The answer is a resounding “no.”
Enter Balenciaga. The heritage fashion house has been hailed as an exemplary case of a brand that was able to pivot to internet culture to stay relevant. The meme-able clothes, the outrageous price points and employment of stylist slash Instagram/internet influencer Lotta Volkova all point to a brand that knows how to translate its designs for consumption via digital media.
Balenciaga’s latest campaign dropped just 24 hours after YEEZY and of course, there were cries of “copycat” in the comments, but can you really copy a copy? As Julie Zerbo, the world’s no.1 litigious fashion writer points out, none of this is something we haven’t already seen before.

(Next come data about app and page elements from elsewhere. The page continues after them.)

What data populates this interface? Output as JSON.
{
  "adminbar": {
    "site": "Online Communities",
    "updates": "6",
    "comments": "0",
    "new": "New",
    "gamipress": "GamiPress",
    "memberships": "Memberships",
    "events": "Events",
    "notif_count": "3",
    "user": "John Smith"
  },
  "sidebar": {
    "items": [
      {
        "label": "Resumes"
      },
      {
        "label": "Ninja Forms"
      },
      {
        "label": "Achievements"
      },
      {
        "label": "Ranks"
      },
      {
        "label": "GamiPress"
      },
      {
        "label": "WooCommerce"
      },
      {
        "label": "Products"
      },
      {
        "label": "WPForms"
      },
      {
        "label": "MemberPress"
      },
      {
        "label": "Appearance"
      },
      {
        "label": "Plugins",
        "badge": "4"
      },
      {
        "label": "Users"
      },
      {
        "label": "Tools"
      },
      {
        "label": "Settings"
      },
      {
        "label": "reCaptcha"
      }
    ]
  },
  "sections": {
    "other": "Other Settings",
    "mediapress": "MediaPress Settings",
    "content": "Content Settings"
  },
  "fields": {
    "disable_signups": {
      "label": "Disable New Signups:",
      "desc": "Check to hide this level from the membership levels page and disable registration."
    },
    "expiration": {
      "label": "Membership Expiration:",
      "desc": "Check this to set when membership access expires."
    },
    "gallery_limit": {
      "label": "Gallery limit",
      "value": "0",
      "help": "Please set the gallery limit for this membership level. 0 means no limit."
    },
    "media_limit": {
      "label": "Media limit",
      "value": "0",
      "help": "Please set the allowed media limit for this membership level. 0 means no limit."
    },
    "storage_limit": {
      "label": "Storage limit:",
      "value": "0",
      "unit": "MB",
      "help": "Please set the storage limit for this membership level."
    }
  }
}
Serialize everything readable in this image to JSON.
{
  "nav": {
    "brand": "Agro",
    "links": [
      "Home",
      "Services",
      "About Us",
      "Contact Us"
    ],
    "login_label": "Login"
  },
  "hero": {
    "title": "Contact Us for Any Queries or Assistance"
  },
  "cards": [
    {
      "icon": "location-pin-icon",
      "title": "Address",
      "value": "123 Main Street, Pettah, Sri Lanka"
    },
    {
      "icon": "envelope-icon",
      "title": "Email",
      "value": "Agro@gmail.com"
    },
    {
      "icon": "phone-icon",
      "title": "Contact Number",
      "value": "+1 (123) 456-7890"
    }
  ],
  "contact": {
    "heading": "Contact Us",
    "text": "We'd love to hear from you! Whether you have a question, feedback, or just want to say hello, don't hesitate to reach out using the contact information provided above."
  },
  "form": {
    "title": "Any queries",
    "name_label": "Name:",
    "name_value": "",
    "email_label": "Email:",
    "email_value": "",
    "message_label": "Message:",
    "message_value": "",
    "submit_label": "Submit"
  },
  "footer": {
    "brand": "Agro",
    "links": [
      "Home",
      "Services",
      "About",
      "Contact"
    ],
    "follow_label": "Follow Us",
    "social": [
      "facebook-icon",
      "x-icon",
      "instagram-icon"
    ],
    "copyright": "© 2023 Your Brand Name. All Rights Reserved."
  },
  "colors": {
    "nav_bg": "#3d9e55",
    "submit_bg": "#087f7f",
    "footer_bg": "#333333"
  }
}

Fashion campaigns imitating the paparazzi can be traced back to over a decade ago to Jimmy Choo’s campaign with Nicole Ritchie in 2006.
— Julie Zerbo (@ZerboJulie) January 31, 2018
Even before then, Steven Meisel was appropriating ‘razzi photography for a style story for Vogue Italia in 2005.
Also great: The “Hollywood Style” Steven Meisel editorial for Vogue Italia in Jan. 2005. pic.twitter.com/8HBXoYmZFP
— Julie Zerbo (@ZerboJulie) January 31, 2018
With internet pioneers Kanye, Kim and even Demna Gvasalia of Balenciaga dictating how we view, covet and eventually buy things that we see online, they are essentially designing the new language of advertising and it seems to be working. This new language, which is mostly wordless, speaks in aesthetics, symbols and signals.
Words, the classic tool of the manipulative advertising of yesteryear (remember “Got Milk?”), doesn’t have much to do with the internet age because who needs clumsy, difficult-to-translate-words when you have infinite access to globally recognized images. Words, it seems, are being phased out. The rise of mumblecore rapper Lil Pump and his viral hit “Gucci Gang” confirms that the post-literate age is already upon us.
It’s not really so surprising that in our world of emojis and reaction GIFs that this new language will be entirely image-based. Even less surprising is that it’s engineered to sell us stuff. This return to something not dissimilar to ancient hieroglyphics could be hailed as some kind of digital utopia, but sadly this new system is built around profit and it trickles down just like our economy.
Miss Guided, a UK-based retailer that’s kind of like Forever 21 but for Brits, has just released its latest collection, a stunningly pale imitation of YEEZY Season 6, and available for about 1/10th of the price.